►
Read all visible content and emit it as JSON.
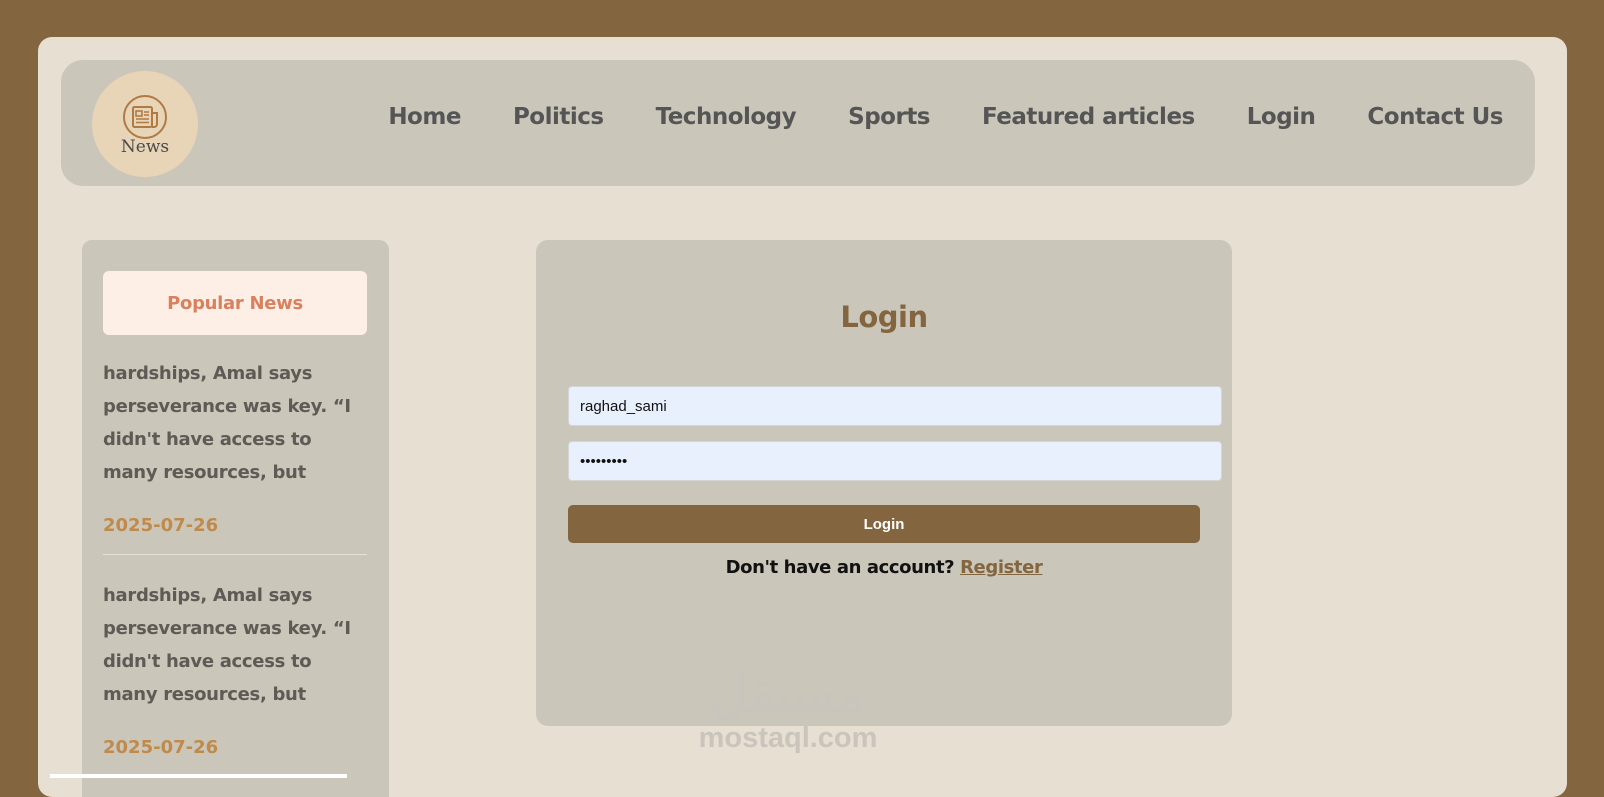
{
  "logo": {
    "text": "News",
    "icon": "newspaper-icon"
  },
  "nav": [
    {
      "label": "Home"
    },
    {
      "label": "Politics"
    },
    {
      "label": "Technology"
    },
    {
      "label": "Sports"
    },
    {
      "label": "Featured articles"
    },
    {
      "label": "Login"
    },
    {
      "label": "Contact Us"
    }
  ],
  "sidebar": {
    "title": "Popular News",
    "items": [
      {
        "text": "hardships, Amal says perseverance was key. “I didn't have access to many resources, but",
        "date": "2025-07-26"
      },
      {
        "text": "hardships, Amal says perseverance was key. “I didn't have access to many resources, but",
        "date": "2025-07-26"
      }
    ]
  },
  "login": {
    "title": "Login",
    "username_value": "raghad_sami",
    "password_value": "•••••••••",
    "button_label": "Login",
    "register_prompt": "Don't have an account?",
    "register_link": "Register"
  },
  "watermark": {
    "arabic": "مستقل",
    "latin": "mostaql.com"
  },
  "colors": {
    "outer_background": "#83653f",
    "page_background": "#e7dfd1",
    "panel": "#cbc6ba",
    "accent": "#83653f",
    "popular_title": "#d9805f",
    "date": "#c08a4a",
    "input_background": "#e8f0fe"
  }
}
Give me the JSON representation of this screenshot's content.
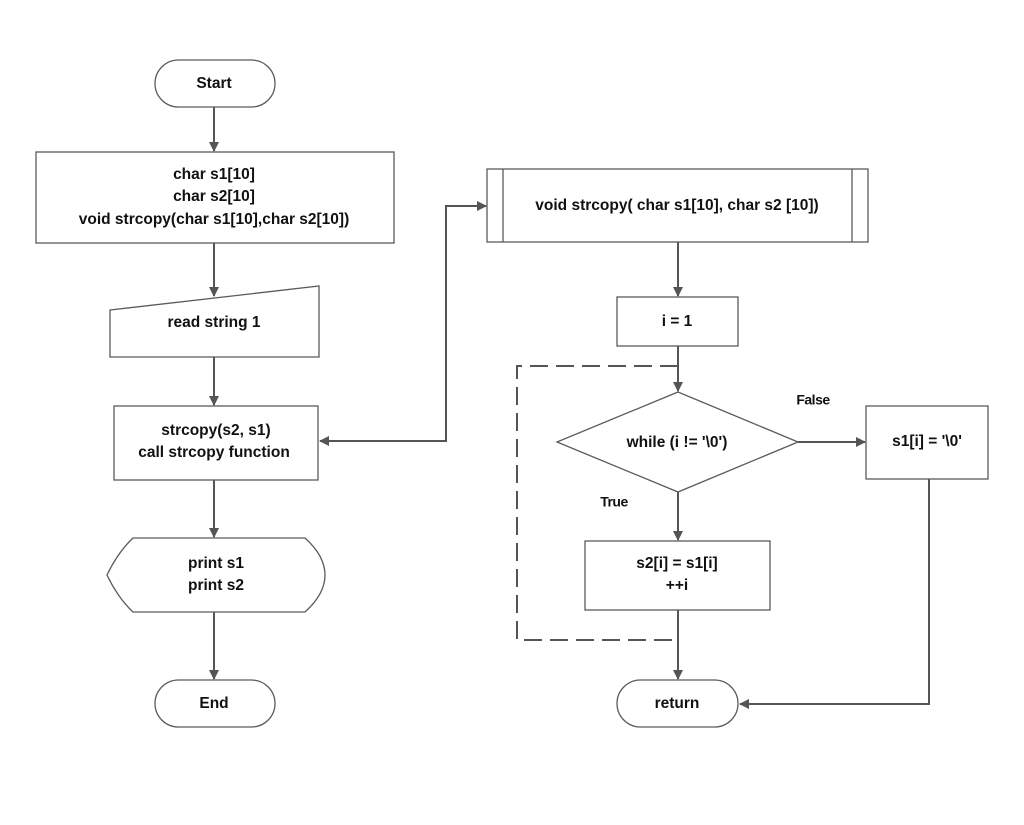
{
  "nodes": {
    "start": "Start",
    "declarations": [
      "char s1[10]",
      "char s2[10]",
      "void strcopy(char s1[10],char s2[10])"
    ],
    "read": "read string 1",
    "call": [
      "strcopy(s2, s1)",
      "call strcopy function"
    ],
    "print": [
      "print s1",
      "print s2"
    ],
    "end": "End",
    "function": "void strcopy( char s1[10], char s2 [10])",
    "init": "i = 1",
    "condition": "while (i != '\\0')",
    "terminate": "s1[i] = '\\0'",
    "body": [
      "s2[i] = s1[i]",
      "++i"
    ],
    "return": "return"
  },
  "edge_labels": {
    "false": "False",
    "true": "True"
  },
  "colors": {
    "stroke": "#555555",
    "fill": "#ffffff"
  }
}
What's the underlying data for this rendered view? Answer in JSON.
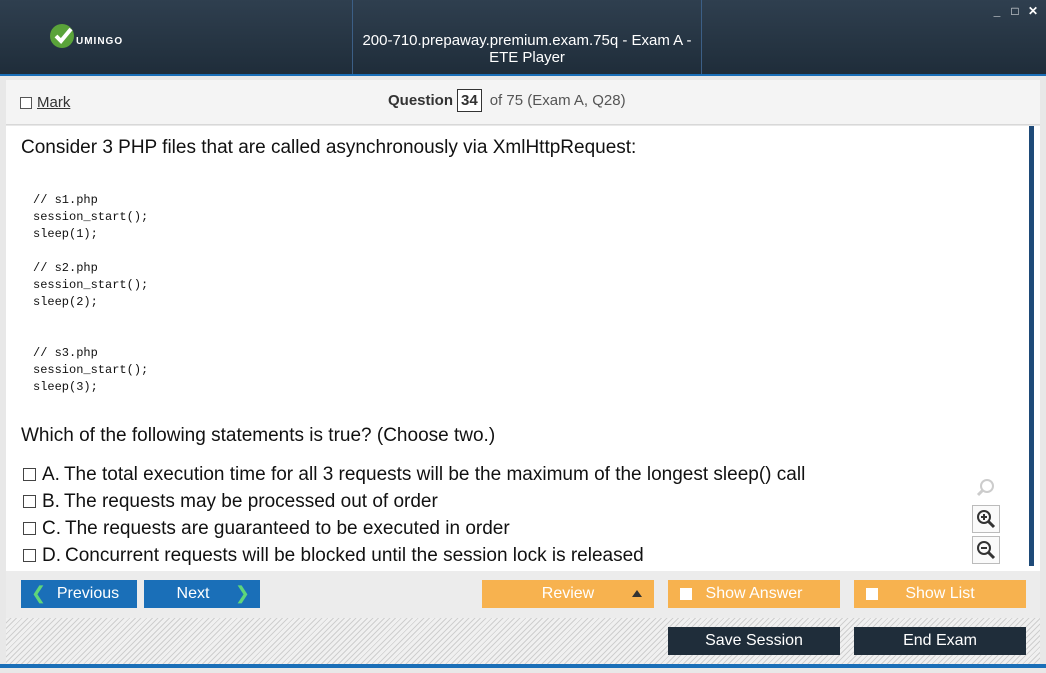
{
  "window": {
    "title": "200-710.prepaway.premium.exam.75q - Exam A - ETE Player",
    "logo_text": "UMINGO",
    "controls": [
      "_",
      "□",
      "✕"
    ]
  },
  "question_bar": {
    "mark_label": "Mark",
    "question_label": "Question",
    "question_number": "34",
    "question_of": "of 75 (Exam A, Q28)"
  },
  "question": {
    "text": "Consider 3 PHP files that are called asynchronously via XmlHttpRequest:",
    "code": "// s1.php\nsession_start();\nsleep(1);\n\n// s2.php\nsession_start();\nsleep(2);\n\n\n// s3.php\nsession_start();\nsleep(3);",
    "prompt": "Which of the following statements is true? (Choose two.)",
    "options": [
      {
        "letter": "A.",
        "text": "The total execution time for all 3 requests will be the maximum of the longest sleep() call"
      },
      {
        "letter": "B.",
        "text": "The requests may be processed out of order"
      },
      {
        "letter": "C.",
        "text": "The requests are guaranteed to be executed in order"
      },
      {
        "letter": "D.",
        "text": "Concurrent requests will be blocked until the session lock is released"
      }
    ]
  },
  "zoom_icons": [
    "search-icon",
    "zoom-in-icon",
    "zoom-out-icon"
  ],
  "nav": {
    "previous_label": "Previous",
    "next_label": "Next",
    "review_label": "Review",
    "show_answer_label": "Show Answer",
    "show_list_label": "Show List"
  },
  "footer": {
    "save_label": "Save Session",
    "end_label": "End Exam"
  },
  "colors": {
    "accent_blue": "#1a6fb8",
    "orange": "#f7b24f",
    "dark": "#1f2d3a",
    "logo_green": "#5aa33a"
  }
}
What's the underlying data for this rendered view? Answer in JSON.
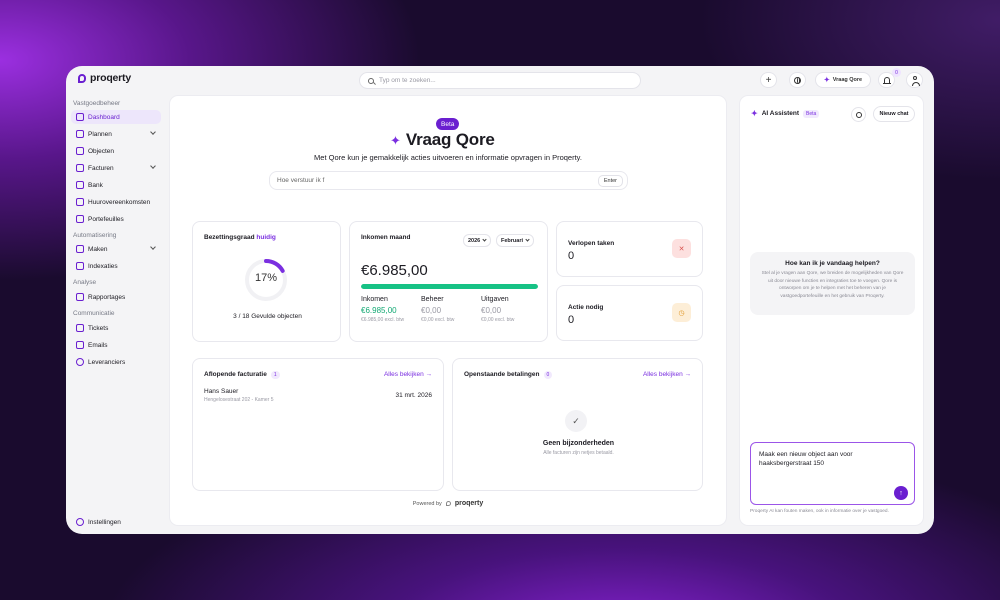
{
  "app": {
    "logo_text": "proqerty"
  },
  "topbar": {
    "search_placeholder": "Typ om te zoeken...",
    "plus_label": "+",
    "ask_qore_label": "Vraag Qore",
    "notifications_count": "0"
  },
  "sidebar": {
    "section_vastgoed": "Vastgoedbeheer",
    "dashboard": "Dashboard",
    "plannen": "Plannen",
    "objecten": "Objecten",
    "facturen": "Facturen",
    "bank": "Bank",
    "huurovereenkomsten": "Huurovereenkomsten",
    "portefeuilles": "Portefeuilles",
    "section_automatisering": "Automatisering",
    "maken": "Maken",
    "indexaties": "Indexaties",
    "section_analyse": "Analyse",
    "rapportages": "Rapportages",
    "section_communicatie": "Communicatie",
    "tickets": "Tickets",
    "emails": "Emails",
    "leveranciers": "Leveranciers",
    "instellingen": "Instellingen"
  },
  "hero": {
    "badge": "Beta",
    "title": "Vraag Qore",
    "subtitle": "Met Qore kun je gemakkelijk acties uitvoeren en informatie opvragen in Proqerty.",
    "input_value": "Hoe verstuur ik f",
    "enter_label": "Enter"
  },
  "bezetting": {
    "title": "Bezettingsgraad",
    "title_accent": "huidig",
    "percent_label": "17%",
    "percent_value": 17,
    "subtitle": "3 / 18 Gevulde objecten"
  },
  "inkomen": {
    "title": "Inkomen maand",
    "year": "2026",
    "month": "Februari",
    "amount": "€6.985,00",
    "progress": 1.0,
    "cols": [
      {
        "label": "Inkomen",
        "value": "€6.985,00",
        "ex": "€6.985,00 excl. btw"
      },
      {
        "label": "Beheer",
        "value": "€0,00",
        "ex": "€0,00 excl. btw"
      },
      {
        "label": "Uitgaven",
        "value": "€0,00",
        "ex": "€0,00 excl. btw"
      }
    ]
  },
  "verlopen": {
    "title": "Verlopen taken",
    "count": "0"
  },
  "actie": {
    "title": "Actie nodig",
    "count": "0"
  },
  "facturatie": {
    "title": "Aflopende facturatie",
    "count": "1",
    "see_all": "Alles bekijken →",
    "row": {
      "name": "Hans Sauer",
      "address": "Hengelosestraat 202 - Kamer 5",
      "date": "31 mrt. 2026"
    }
  },
  "betalingen": {
    "title": "Openstaande betalingen",
    "count": "0",
    "see_all": "Alles bekijken →",
    "empty_title": "Geen bijzonderheden",
    "empty_sub": "Alle facturen zijn netjes betaald."
  },
  "powered": {
    "label": "Powered by",
    "brand": "proqerty"
  },
  "ai": {
    "title": "AI Assistent",
    "beta": "Beta",
    "new_chat": "Nieuw chat",
    "help_title": "Hoe kan ik je vandaag helpen?",
    "help_text": "Stel al je vragen aan Qore, we breiden de mogelijkheden van Qore uit door nieuwe functies en integraties toe te voegen. Qore is ontworpen om je te helpen met het beheren van je vastgoedportefeuille en het gebruik van Proqerty.",
    "prompt_value": "Maak een nieuw object aan voor haaksbergerstraat 150",
    "send": "↑",
    "disclaimer": "Proqerty AI kan fouten maken, ook in informatie over je vastgoed."
  },
  "colors": {
    "accent": "#6a1fd0",
    "success": "#16c285"
  }
}
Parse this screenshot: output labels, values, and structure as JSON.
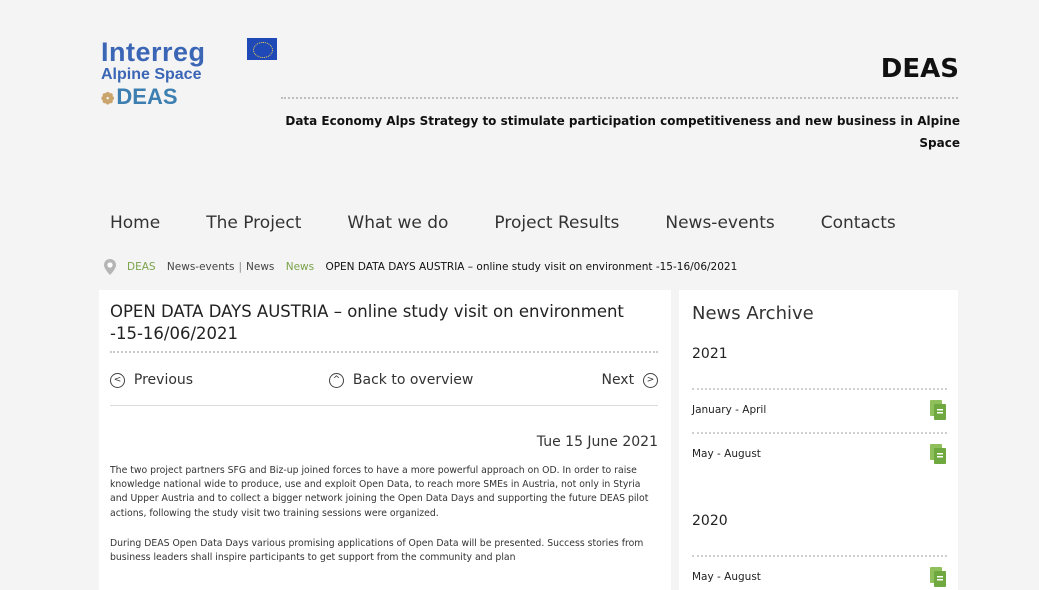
{
  "header": {
    "logo_interreg": "Interreg",
    "logo_alpine": "Alpine Space",
    "logo_deas": "DEAS",
    "site_title": "DEAS",
    "tagline": "Data Economy Alps Strategy to stimulate participation competitiveness and new business in Alpine Space"
  },
  "nav": {
    "items": [
      "Home",
      "The Project",
      "What we do",
      "Project Results",
      "News-events",
      "Contacts"
    ]
  },
  "breadcrumb": {
    "items": [
      "DEAS",
      "News-events",
      "News",
      "News"
    ],
    "current": "OPEN DATA DAYS AUSTRIA – online study visit on environment -15-16/06/2021"
  },
  "article": {
    "title": "OPEN DATA DAYS AUSTRIA – online study visit on environment -15-16/06/2021",
    "prev_label": "Previous",
    "overview_label": "Back to overview",
    "next_label": "Next",
    "date": "Tue 15 June 2021",
    "paragraphs": [
      "The two project partners SFG and Biz-up joined forces to have a more powerful approach on OD. In order to raise knowledge national wide to produce, use and exploit Open Data, to reach more SMEs in Austria, not only in Styria and Upper Austria and to collect a bigger network joining the Open Data Days and supporting the future DEAS pilot actions, following the study visit two training sessions were organized.",
      "During DEAS Open Data Days various promising applications of Open Data will be presented. Success stories from business leaders shall inspire participants to get support from the community and plan"
    ]
  },
  "sidebar": {
    "title": "News Archive",
    "years": [
      {
        "year": "2021",
        "items": [
          "January - April",
          "May - August"
        ]
      },
      {
        "year": "2020",
        "items": [
          "May - August"
        ]
      }
    ]
  },
  "colors": {
    "background": "#f4f4f4",
    "breadcrumb_green": "#7aa24a",
    "interreg_blue": "#3a66b5",
    "doc_icon_green": "#6fa83e"
  },
  "icons": {
    "breadcrumb": "location-pin-icon",
    "previous": "chevron-left-circle-icon",
    "overview": "chevron-up-circle-icon",
    "next": "chevron-right-circle-icon",
    "archive_item": "document-icon"
  }
}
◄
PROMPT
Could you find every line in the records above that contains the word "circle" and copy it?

WRITTEN SOLUTION
    "previous": "chevron-left-circle-icon",
    "overview": "chevron-up-circle-icon",
    "next": "chevron-right-circle-icon",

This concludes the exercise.